• The task: Copy each line of the data beneath in which the word "your" appears.

• Source material:

-*-*-

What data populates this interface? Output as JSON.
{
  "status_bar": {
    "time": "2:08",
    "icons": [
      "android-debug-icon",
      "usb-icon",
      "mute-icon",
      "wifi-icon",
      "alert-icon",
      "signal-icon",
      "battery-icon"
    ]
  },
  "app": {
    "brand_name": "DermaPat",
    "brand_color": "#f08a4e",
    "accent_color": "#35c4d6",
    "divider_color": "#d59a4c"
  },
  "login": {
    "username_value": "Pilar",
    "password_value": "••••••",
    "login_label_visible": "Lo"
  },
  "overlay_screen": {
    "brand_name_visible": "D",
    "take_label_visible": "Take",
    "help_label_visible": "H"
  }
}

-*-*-

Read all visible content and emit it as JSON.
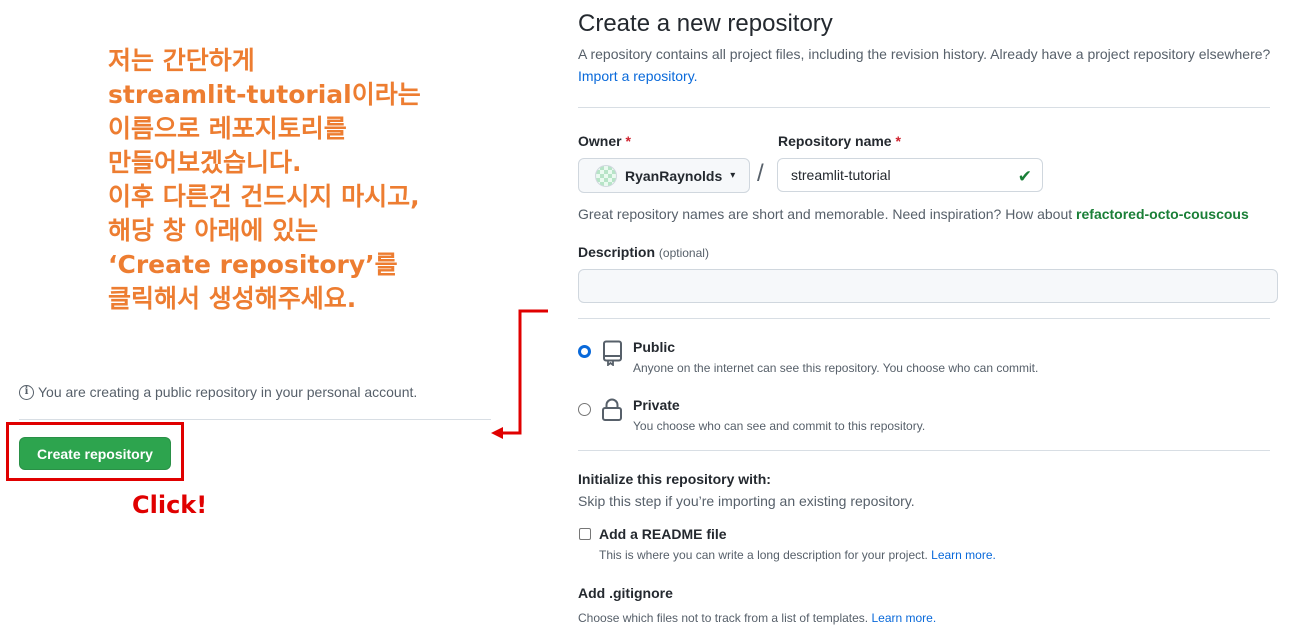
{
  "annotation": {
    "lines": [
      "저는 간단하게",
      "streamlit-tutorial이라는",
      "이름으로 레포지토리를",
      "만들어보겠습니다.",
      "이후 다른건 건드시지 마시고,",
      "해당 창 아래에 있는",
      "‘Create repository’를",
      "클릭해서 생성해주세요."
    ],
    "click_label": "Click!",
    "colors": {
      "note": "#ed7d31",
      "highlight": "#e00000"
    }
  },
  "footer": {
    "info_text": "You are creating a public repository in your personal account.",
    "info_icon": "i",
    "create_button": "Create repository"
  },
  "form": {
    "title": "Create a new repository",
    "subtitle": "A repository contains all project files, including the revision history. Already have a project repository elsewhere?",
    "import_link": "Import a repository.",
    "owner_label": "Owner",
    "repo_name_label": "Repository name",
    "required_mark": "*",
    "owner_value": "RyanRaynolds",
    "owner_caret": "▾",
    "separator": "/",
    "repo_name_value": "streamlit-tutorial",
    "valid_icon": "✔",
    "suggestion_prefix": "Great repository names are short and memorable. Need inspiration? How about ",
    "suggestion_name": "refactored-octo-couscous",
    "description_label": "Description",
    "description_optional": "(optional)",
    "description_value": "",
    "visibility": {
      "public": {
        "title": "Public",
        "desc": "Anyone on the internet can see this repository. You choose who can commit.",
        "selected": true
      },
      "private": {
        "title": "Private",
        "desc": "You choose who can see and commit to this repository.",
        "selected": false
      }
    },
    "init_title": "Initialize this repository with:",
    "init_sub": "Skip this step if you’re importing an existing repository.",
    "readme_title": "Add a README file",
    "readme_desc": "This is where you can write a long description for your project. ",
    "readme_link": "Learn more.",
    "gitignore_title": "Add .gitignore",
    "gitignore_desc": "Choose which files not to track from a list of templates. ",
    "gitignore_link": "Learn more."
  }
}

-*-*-

• The completed task:
    "info_text": "You are creating a public repository in your personal account.",
    "readme_desc": "This is where you can write a long description for your project. ",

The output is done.